After yet another scene where her abilities are being disparaged by her family instead of standing up for herself and arguing back she meekly leaves the building. This being the United States of America she then asks for the loan of a pump shotgun (from a conveniently placed, open air firing range) and then kills a few bottles. She would have been better served, and it would have made a much better and more interesting film, if she had returned to the office and used it on her family.

At a time when there are (almost invariably not to be unimplemented) measures talked about gun control in the US we are here given a demonstration where the release of frustration through the use of a hand-held killing machine is the way to achieve the ‘American Dream’.

After yet another scene where the world seems to be against her (and especially her odious family) she is shown, for the first time, actually doing something rather than just acting as a doormat or a mouse. And how do we know she is now on the warpath? She perpetrates the (seemingly) greatest crime a woman can do to herself – she cuts her long girly tresses.

Then things get worse. She travels half way across the country, arranges to meet someone she believes has cheated and defrauded her in an empty room in a cheap hotel, whose first words to her are that she doesn’t know who he is and whether he has come to eliminate someone who is becoming a nuisance, but then he just caves in to her threat to expose him. Not only that he offers to give her a more money to placate her anger. That scene was absolutely ridiculous. The whole build up to it was ridiculous.

Throughout we are bombarded by trite, home spun philosophy about achieving potential, never giving in, examples of those who had lived the ‘American Dream’, that all are equal in America, that anyone can achieve success, regardless of class or colour. On and on it went. Perhaps instead of telling the viewer of the film they should have said so to those who are queuing outside food banks throughout the benighted United States.
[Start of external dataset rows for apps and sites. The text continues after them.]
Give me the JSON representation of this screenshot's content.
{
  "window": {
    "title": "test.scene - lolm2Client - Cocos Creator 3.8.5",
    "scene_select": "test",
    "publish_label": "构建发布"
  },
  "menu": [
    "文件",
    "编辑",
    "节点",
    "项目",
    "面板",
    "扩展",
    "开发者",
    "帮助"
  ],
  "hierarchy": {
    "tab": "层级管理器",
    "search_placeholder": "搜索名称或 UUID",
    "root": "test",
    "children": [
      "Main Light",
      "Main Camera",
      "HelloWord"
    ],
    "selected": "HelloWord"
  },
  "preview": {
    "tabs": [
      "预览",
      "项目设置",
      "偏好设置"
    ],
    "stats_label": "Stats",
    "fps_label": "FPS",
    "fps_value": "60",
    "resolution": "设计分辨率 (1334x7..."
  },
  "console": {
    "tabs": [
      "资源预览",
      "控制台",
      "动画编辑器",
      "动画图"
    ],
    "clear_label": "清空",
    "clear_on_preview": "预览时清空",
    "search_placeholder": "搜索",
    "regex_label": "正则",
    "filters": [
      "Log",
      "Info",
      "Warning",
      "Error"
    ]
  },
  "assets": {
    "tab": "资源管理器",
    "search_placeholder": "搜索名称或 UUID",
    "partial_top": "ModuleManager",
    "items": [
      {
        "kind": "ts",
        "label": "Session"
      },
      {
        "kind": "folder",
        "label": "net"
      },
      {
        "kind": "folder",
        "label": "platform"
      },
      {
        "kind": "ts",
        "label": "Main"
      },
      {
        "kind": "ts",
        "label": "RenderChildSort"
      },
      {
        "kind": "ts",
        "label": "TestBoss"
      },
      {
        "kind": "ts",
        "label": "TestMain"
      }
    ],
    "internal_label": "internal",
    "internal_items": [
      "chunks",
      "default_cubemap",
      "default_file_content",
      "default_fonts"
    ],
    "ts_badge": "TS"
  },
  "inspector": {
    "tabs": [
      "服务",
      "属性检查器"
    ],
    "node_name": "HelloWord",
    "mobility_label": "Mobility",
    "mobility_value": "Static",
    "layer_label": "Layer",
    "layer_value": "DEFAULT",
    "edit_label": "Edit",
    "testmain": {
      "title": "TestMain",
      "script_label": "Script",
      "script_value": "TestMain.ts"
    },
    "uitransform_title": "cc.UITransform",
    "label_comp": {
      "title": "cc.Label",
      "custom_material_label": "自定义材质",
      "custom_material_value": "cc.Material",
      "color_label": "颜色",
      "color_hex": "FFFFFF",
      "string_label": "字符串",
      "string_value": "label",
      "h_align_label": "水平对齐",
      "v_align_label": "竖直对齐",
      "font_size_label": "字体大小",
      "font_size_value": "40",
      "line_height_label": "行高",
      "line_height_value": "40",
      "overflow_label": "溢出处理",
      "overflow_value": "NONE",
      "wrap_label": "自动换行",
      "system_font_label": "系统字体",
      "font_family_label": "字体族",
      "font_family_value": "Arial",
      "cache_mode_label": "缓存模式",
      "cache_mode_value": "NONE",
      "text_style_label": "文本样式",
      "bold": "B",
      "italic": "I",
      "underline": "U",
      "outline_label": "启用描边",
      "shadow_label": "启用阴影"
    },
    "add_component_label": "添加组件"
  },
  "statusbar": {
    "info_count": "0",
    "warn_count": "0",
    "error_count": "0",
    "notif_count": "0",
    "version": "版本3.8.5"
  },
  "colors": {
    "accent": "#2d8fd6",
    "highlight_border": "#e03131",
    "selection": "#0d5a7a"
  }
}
If all this isn’t enough when we get to the end and hear how she continued to support her despicable family, even though they tried to rob her (yet again), we are subjected to her being patronising to a young, black, female inventor and distributing her largess. And to remind us (as if we need reminding) that she came from humble beginnings we see her finger her scraps of paper from her childhood. It was enough to make my skin creep.

And whose idea was it to give us a narrator who is literally telling the story from beyond the grave?

Finally, what has happened to that coterie of fine American actors who came on our screens in the 1970s? Robert de Niro is in this film and he was an embarrassment. If he has to continue to appear on the big screen perhaps he should be doing what a couple of his contemporaries, i.e., Pacino and Keitel, are now doing. Just make adverts where bad acting is a bonus and live on the glories of the past.

For reasons that are beyond me this film is up for nominations in the upcoming awards season (and has already been nominated for Best Picture and Best Actress – Musical or Comedy, in the 2016 Golden Globe Awards). It might well win (you can’t blame the Academy, for example, for taste). Win or lose Lawrence will probably be able to command even more money than she does at the moment for the roles she will take on. She might not get as much as the men but will still earn more than 99% of the world’s population, let alone those in the acting profession worldwide. We can only hope that with some of those earnings she buys her Mexican maid (probably on minimum wage) a new mop.